In 10th grade, I had the good fortune to make a few good friends in the midst of the painful social experience that is being a shy new kid in a private school where the other kids pretty much grew up together. My friends and I more or less did our own thing. Once you accept it, there's liberation in realizing you'll never be cool.
One of our hobbies was writing round robin stories. If you've never done one (you don't know what you're missing!), it's when one person writes a sentence or two, passes it on to the next person to add to, and so on. It can be a collaboration between two people or amongst several; most of ours were 2- or 3-way collaborations. There was no set story arc, and characters tended to appear very much at random. Video game characters mingled with manga characters and rubbed elbows with historical figures, pop culture figures, fictional characters from stories we'd both read and written, a few of our classmates, and idealized representations of ourselves. I don't know if they ever appeared in the same stories, but Hwoarang, Michael Jackson, Rufus Shinra, Kyouya Iida, Hideki Tojo, the Backstreet Boys, Richard Simmons, and Sephiroth all had cameo or starring roles in the stories at some point.
I mentioned the "no set arc" aspect of the stories very deliberately. With no set direction, a practically unending cast of characters to choose from, and only rarely a unifying theme, the stories could go on ad finitum. I think one epic spans 18 wide-ruled notebook pages. We usually found a way to finish them off in more timely ways, though. One convention became an oft-used favorite: "And then they all died. The End." This did the trick for a while, until someone decided she hadn't finished with a particular subplot. So magical resurrections entered the picture, beginning with something like, "But then, suddenly, __________ appeared and..." It was drama at its finest, and soap opera writers could've learned a thing or two from us about improbable and contrived resurrections.
We scattered a bit after that year, one friend to public high school, another to home school, and me to part-time classes at the community college.

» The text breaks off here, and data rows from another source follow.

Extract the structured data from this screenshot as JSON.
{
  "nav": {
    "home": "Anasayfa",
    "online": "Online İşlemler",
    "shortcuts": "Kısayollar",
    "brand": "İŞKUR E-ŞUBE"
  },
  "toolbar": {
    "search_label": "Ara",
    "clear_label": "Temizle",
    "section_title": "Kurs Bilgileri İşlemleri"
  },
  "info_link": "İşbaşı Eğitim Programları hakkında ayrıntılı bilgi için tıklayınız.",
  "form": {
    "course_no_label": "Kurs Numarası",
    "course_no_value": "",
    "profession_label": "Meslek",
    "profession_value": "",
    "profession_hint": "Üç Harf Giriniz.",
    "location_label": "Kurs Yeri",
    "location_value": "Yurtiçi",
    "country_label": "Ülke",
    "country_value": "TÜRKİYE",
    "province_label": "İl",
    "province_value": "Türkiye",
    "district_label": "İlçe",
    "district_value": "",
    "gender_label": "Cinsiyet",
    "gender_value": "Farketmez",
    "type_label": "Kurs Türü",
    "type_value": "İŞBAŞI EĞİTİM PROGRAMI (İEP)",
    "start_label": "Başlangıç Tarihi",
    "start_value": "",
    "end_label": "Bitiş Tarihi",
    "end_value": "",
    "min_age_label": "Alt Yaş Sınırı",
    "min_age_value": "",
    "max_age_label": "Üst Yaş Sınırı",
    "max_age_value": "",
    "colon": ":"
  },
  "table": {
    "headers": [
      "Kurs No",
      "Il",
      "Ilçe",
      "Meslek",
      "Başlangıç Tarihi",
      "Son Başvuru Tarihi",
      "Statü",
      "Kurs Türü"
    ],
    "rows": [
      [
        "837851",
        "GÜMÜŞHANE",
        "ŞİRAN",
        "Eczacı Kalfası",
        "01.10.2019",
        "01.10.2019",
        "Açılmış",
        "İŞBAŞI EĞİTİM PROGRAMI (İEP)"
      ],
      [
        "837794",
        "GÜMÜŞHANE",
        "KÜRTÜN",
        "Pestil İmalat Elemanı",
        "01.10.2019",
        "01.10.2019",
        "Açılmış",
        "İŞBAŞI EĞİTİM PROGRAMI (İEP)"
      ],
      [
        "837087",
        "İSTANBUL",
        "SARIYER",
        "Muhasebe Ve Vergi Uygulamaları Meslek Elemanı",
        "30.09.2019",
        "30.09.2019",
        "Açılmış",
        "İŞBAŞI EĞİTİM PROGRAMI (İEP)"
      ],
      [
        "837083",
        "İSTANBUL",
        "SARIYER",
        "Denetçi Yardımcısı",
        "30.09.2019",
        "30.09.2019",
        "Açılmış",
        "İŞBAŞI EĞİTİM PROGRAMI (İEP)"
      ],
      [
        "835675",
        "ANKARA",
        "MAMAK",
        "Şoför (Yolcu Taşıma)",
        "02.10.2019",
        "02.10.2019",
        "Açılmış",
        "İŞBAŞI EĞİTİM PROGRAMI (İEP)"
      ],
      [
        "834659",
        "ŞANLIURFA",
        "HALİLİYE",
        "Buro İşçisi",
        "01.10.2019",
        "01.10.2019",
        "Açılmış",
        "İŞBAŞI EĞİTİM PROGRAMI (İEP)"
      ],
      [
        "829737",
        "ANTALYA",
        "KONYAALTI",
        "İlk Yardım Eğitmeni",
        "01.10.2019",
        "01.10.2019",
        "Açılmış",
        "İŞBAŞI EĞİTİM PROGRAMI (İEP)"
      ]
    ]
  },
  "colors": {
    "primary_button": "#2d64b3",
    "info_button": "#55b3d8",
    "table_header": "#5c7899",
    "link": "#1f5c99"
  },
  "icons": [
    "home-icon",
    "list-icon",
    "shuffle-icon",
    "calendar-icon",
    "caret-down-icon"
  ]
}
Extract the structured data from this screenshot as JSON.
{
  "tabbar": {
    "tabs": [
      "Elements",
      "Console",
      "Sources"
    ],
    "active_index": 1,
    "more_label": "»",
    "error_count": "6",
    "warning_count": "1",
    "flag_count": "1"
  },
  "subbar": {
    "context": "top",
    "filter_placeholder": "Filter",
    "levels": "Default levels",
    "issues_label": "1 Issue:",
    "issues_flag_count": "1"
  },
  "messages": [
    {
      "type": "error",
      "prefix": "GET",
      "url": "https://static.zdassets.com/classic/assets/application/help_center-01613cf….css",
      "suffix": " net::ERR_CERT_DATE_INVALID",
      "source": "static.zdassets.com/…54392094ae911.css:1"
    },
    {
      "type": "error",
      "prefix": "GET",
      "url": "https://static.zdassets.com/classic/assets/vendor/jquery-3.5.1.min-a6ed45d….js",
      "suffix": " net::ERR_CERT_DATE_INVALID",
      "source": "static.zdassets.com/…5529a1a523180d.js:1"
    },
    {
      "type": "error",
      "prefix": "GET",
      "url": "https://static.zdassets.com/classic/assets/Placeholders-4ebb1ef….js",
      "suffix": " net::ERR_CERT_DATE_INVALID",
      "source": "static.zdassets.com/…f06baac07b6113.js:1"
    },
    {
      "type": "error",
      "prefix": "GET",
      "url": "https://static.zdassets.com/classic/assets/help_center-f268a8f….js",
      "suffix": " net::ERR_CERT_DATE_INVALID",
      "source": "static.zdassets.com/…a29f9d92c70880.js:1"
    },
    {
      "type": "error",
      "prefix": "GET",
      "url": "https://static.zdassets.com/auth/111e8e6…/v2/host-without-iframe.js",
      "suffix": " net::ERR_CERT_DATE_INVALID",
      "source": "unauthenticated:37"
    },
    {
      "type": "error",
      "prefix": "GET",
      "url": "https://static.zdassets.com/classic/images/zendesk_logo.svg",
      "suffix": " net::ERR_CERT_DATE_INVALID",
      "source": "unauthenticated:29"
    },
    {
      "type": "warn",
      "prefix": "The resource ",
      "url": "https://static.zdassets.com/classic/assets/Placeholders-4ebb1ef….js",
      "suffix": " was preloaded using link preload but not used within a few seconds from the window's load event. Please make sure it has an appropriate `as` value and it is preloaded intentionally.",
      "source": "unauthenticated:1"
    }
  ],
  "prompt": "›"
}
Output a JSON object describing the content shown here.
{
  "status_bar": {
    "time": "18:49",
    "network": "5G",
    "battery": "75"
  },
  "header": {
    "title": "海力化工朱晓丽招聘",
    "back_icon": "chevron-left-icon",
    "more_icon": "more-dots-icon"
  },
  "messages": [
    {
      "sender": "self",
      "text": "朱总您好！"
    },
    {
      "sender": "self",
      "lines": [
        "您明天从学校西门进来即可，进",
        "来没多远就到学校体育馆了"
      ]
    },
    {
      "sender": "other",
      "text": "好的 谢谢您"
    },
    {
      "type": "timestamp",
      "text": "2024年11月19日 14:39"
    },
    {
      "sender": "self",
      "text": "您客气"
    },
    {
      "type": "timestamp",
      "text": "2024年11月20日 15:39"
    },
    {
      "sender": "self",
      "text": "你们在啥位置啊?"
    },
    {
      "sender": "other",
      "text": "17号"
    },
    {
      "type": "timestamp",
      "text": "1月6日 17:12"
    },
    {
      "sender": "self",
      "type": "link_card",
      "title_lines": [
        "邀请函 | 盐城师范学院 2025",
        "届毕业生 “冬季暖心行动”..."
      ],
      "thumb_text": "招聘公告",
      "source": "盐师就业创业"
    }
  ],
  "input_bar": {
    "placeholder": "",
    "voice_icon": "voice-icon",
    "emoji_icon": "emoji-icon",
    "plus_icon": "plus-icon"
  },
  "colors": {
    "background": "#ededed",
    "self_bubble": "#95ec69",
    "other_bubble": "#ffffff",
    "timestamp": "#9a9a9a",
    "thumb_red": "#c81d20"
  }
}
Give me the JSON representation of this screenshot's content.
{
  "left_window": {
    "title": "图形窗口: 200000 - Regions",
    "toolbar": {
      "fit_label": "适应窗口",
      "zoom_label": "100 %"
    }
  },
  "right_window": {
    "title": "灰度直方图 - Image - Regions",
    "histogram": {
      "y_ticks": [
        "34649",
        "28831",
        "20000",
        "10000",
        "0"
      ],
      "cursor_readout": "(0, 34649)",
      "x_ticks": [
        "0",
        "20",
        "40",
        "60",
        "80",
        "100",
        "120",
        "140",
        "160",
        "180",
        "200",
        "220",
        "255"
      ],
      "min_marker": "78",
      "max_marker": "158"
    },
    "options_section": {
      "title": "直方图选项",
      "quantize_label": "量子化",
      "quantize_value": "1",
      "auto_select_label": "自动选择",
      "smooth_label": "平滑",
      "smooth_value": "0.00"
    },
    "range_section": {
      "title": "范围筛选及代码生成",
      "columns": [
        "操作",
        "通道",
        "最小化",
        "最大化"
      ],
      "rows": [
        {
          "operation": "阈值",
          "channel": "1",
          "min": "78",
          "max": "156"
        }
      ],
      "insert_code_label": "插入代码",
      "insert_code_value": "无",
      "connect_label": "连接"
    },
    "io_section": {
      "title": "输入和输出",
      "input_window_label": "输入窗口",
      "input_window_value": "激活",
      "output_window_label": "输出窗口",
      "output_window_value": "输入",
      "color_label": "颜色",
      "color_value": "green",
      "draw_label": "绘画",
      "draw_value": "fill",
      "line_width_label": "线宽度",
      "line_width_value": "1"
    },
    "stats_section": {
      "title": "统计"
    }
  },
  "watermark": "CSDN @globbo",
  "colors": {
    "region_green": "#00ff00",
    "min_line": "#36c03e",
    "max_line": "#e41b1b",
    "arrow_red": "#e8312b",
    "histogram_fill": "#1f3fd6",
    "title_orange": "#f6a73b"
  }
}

We scribbled a few more stories here and there, but they eventually began to lose the spontaneity that the originals had. We can go back and re-read them, finding humor in the inside jokes and drama that pervade the stories, but something's just not the same. The humor now stems from the memories conjured by the stories, not the stories themselves. There's no going back to that time, to that carelessness, to that complete assurance that--in spite of our peers and poor teachers--our friendships could alleviate and withstand the most trying of circumstances.
Sometimes things just come to an end. And there's no miraculous resurrection for an epoch that has run its course.
More takes on this prompt can be found at Sunday Scribblings.